More than 300 blood drives throughout the Mid-Atlantic and Northeast regions were cancelled after Hurricane Sandy forced thousands out of their homes and into shelters.
Red Cross officials said that 14 states lost more than 9,000 donations of blood and platelets during the storm, which flooded Manhattan, caused blizzard-like conditions in West Virginia, and left millions in the dark along the Eastern seaboard.
“Patients will still need blood despite the weather,” Dr. Richard Benjamin, chief medical officer of the Red Cross, said in a statement. “To ensure a sufficient national blood supply is available for those in need, both during and after the storm passes, it is critical that those in unaffected areas make an appointment to donate blood as soon as possible.”
Donations are needed for every type of blood, and only a driver’s license or a blood donor card are requested at the time of donation.

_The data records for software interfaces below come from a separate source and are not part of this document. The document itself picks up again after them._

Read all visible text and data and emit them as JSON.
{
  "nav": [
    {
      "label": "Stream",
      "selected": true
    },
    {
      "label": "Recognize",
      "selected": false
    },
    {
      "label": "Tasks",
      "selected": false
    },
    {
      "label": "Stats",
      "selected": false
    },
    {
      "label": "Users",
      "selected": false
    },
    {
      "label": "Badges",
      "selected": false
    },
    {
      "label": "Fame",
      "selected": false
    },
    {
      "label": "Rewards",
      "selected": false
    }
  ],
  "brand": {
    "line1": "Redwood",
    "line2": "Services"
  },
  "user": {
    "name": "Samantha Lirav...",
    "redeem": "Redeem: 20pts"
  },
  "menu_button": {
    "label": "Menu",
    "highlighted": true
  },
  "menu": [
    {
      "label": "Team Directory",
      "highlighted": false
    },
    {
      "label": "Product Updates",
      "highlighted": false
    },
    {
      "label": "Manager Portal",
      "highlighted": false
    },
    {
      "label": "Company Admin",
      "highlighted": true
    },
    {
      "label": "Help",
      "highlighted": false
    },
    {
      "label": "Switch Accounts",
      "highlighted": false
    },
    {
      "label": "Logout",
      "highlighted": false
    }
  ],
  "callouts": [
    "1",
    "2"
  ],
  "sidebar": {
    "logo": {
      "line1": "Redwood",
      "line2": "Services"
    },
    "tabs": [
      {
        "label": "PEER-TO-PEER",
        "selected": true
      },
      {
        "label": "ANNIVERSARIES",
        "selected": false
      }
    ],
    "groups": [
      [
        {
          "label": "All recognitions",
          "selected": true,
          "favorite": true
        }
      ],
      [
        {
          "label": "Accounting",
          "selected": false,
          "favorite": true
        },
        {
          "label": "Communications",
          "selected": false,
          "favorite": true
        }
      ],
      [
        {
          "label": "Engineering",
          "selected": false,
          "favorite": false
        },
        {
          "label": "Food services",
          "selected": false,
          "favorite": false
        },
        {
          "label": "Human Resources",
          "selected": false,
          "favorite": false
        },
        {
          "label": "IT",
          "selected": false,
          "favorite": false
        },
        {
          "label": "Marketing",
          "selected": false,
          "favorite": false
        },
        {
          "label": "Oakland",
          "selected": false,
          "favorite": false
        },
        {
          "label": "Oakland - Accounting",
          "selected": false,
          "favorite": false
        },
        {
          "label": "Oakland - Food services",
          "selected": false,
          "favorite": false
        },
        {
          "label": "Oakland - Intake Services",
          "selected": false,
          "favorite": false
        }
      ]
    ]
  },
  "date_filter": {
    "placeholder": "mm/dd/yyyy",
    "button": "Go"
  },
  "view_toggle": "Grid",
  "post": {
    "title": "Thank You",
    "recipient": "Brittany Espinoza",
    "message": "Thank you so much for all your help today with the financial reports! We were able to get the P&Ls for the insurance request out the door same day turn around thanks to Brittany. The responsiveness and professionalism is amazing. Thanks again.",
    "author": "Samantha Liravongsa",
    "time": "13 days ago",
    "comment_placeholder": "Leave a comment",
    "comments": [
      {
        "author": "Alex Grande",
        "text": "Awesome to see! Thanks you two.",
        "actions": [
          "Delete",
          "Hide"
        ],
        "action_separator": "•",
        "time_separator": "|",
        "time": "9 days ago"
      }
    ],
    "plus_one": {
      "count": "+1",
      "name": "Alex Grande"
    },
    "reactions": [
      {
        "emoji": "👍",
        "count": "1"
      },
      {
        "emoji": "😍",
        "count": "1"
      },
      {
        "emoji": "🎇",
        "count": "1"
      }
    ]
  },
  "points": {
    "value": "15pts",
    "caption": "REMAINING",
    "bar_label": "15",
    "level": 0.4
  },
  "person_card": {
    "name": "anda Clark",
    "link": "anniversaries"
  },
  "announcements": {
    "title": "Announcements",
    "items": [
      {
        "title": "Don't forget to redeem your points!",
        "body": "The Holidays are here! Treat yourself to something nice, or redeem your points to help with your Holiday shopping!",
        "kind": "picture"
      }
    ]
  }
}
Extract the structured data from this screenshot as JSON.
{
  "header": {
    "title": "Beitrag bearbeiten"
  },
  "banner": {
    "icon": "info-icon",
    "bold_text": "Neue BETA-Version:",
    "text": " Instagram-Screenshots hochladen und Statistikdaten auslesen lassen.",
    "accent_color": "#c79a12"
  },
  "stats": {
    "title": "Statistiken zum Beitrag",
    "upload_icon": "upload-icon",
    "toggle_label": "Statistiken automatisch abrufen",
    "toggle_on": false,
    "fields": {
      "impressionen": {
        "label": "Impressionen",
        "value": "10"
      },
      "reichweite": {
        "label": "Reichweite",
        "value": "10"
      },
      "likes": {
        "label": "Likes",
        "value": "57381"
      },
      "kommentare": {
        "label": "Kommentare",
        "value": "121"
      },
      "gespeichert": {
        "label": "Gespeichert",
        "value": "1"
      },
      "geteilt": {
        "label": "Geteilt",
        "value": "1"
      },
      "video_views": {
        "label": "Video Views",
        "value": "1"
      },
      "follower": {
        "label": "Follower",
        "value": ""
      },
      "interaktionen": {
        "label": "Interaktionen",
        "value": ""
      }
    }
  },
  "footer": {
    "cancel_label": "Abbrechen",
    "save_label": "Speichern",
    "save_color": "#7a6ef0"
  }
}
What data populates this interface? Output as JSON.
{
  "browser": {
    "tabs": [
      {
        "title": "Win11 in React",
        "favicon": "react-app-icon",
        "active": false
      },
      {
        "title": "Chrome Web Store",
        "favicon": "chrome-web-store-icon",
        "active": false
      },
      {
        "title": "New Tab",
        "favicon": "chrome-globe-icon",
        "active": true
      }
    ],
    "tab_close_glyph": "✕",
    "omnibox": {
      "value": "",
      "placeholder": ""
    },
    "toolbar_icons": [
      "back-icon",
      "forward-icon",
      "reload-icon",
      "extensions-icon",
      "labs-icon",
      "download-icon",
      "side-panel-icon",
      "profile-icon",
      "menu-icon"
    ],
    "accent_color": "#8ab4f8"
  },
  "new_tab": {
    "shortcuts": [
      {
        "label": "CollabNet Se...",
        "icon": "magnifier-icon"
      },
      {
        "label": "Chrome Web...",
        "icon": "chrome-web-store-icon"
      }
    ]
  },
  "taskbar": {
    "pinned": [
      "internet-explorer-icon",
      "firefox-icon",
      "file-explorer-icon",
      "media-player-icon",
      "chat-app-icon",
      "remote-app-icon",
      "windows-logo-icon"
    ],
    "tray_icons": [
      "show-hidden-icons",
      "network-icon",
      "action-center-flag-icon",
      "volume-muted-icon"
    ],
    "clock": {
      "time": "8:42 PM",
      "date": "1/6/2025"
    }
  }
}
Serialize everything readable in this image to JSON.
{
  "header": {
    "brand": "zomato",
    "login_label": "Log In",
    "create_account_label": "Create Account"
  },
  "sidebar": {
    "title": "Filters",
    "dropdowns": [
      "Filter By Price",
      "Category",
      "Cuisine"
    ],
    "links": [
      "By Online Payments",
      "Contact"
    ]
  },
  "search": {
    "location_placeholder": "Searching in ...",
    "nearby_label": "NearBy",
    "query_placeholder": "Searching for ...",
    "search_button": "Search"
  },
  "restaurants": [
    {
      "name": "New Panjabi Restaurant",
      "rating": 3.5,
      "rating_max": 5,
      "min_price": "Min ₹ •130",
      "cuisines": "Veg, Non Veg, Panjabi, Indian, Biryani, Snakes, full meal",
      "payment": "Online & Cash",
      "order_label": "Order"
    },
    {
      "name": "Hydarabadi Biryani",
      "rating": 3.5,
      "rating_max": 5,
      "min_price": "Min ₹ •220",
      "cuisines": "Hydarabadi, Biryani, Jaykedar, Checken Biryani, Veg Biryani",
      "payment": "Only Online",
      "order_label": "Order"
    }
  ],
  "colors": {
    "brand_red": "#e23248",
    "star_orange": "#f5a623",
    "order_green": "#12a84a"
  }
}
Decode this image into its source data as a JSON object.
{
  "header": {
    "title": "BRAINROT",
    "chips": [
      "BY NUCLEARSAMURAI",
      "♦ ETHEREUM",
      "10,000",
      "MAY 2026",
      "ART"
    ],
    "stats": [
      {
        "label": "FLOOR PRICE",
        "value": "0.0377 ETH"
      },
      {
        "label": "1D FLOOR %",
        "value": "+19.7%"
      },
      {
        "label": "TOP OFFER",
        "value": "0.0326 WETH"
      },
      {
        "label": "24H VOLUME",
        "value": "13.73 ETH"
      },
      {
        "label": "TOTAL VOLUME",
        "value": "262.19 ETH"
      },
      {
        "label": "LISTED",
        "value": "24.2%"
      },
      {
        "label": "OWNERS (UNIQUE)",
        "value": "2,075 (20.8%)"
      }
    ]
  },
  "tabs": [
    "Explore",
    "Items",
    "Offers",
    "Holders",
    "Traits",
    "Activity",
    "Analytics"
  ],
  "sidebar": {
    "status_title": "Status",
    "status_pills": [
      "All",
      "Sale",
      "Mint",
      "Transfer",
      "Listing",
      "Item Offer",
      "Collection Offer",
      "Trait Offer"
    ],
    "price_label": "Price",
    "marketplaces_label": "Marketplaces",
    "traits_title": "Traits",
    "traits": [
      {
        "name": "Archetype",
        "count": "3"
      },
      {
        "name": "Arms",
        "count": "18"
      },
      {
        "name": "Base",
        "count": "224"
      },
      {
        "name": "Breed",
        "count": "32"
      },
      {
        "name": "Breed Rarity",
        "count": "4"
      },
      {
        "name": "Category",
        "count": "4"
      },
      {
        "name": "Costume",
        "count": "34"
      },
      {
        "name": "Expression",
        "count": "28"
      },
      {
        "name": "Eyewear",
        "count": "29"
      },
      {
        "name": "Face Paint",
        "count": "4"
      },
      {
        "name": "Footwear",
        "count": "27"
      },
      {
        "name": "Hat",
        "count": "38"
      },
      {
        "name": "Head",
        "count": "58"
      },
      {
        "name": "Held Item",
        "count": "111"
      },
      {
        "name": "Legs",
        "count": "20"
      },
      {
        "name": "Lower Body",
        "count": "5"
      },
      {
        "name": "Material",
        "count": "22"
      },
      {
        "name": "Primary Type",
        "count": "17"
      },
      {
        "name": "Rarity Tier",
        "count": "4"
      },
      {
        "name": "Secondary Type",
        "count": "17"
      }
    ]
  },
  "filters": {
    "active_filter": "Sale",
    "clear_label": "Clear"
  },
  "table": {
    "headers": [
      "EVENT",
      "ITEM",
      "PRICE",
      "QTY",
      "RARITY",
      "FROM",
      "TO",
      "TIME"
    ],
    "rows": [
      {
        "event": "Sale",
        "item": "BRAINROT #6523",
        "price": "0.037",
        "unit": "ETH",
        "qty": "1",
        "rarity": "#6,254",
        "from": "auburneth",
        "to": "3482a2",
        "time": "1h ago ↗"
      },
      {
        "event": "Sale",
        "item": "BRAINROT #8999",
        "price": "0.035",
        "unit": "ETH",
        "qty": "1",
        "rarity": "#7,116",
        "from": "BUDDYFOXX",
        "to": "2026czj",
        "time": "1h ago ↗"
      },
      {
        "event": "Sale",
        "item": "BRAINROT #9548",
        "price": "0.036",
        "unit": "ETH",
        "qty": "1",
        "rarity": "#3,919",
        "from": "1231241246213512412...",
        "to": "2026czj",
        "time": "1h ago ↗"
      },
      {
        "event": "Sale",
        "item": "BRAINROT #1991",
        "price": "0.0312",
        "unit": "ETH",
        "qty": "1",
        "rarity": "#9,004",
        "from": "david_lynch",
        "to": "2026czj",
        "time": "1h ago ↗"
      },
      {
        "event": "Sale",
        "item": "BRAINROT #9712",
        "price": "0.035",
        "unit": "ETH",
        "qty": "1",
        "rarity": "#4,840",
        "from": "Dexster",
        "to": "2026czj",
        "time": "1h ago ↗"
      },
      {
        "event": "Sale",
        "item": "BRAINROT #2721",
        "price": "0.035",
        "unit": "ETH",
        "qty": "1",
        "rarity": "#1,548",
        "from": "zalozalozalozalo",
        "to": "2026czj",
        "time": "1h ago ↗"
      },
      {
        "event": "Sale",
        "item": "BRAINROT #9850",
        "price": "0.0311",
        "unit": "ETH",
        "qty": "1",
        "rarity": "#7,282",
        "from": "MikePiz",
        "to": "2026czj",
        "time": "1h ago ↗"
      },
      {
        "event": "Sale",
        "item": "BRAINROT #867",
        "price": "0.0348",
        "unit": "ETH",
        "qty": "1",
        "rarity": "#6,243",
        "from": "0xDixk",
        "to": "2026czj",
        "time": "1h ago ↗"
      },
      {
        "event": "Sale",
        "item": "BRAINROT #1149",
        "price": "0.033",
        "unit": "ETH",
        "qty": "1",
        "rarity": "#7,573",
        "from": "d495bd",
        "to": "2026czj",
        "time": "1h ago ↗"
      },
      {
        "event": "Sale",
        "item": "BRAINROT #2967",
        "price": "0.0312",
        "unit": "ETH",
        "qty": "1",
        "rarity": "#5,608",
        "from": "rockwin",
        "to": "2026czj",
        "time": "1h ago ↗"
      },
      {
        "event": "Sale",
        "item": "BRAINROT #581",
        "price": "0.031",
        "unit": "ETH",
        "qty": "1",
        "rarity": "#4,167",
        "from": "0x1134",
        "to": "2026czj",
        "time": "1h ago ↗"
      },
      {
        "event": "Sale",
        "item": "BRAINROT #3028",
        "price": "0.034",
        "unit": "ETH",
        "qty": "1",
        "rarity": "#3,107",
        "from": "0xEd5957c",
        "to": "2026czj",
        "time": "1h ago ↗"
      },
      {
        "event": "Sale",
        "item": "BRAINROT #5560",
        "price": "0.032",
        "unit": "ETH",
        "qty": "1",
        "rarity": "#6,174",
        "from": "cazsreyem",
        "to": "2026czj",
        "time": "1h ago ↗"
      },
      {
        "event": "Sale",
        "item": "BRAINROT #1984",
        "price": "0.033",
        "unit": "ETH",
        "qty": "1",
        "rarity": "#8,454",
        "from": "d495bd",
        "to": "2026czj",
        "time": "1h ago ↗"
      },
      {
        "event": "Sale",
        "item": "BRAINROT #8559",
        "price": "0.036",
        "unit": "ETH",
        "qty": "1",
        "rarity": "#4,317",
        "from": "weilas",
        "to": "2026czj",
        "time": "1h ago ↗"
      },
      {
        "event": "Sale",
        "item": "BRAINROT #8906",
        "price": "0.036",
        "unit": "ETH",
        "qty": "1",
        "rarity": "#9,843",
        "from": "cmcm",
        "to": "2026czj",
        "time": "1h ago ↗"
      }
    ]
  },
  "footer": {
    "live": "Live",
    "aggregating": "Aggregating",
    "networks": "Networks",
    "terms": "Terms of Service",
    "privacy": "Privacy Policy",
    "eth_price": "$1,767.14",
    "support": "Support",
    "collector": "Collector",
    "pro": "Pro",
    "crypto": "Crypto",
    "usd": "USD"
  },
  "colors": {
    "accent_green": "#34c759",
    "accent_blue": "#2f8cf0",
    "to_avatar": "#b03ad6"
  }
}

Any two forms of valid I.D. will also be accepted.
Donors who are 17 years old, or 16 years old with parental permission, must be healthy and weigh at least 110 pounds to give blood.
According to the Food and Drug Administration, blood is needed in the U.S. every two seconds. Blood collected at banks across America is used for a variety of reasons, including for new mothers while giving birth, chemotherapy patients when fighting cancer, and thousands affected by sickle cell disease and other blood disorders.
More than 250 Red Cross shelters in 16 states from Connecticut, Indiana and Michigan, to Virginia and North Carolina became safe havens to an estimated 11,000 people seeking refuge from the storm.
“While it is too early to know the full extent of Sandy’s damage, we expect to be working with a variety of partners to help people for the next several weeks,” Charley Shimanski, senior vice president of Disaster Services for the Red Cross, said in a statement.
“The Red Cross response to Sandy is very large and will be very costly, affecting a massive area spanning much of the eastern half of the country. We need the public’s help now,” Shimanski said.
Americans who were out of Hurricane Sandy’s reach are asked to immediately make an appointment for blood donation, as the shortage is expected to only grow in the coming days.